##### Supplied records
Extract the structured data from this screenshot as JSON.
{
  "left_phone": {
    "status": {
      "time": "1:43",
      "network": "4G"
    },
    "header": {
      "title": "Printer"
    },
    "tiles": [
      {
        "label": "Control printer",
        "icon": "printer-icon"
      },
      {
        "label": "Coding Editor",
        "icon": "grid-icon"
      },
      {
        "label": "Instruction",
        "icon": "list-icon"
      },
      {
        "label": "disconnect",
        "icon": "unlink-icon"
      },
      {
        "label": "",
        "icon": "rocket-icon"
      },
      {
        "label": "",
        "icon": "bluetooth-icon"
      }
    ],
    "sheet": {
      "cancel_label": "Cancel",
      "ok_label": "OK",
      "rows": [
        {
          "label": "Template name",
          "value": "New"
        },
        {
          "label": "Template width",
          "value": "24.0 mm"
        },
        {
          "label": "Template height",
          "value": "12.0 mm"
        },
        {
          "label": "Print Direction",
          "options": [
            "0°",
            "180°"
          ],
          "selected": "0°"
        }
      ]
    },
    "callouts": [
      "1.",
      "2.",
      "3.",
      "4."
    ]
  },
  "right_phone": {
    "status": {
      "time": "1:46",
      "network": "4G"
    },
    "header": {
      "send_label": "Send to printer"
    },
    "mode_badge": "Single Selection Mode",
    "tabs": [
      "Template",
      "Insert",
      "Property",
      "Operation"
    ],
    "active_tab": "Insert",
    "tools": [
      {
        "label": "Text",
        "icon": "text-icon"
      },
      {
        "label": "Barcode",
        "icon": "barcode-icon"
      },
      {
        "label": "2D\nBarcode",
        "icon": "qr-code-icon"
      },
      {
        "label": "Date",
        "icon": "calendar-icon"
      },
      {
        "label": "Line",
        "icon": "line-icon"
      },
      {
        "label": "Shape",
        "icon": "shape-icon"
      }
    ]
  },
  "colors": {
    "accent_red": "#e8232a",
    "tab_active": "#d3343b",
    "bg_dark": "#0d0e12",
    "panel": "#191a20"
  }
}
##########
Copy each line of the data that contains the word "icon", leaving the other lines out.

        "icon": "printer-icon"
        "icon": "grid-icon"
        "icon": "list-icon"
        "icon": "unlink-icon"
        "icon": "rocket-icon"
        "icon": "bluetooth-icon"
        "icon": "text-icon"
        "icon": "barcode-icon"
        "icon": "qr-code-icon"
        "icon": "calendar-icon"
        "icon": "line-icon"
        "icon": "shape-icon"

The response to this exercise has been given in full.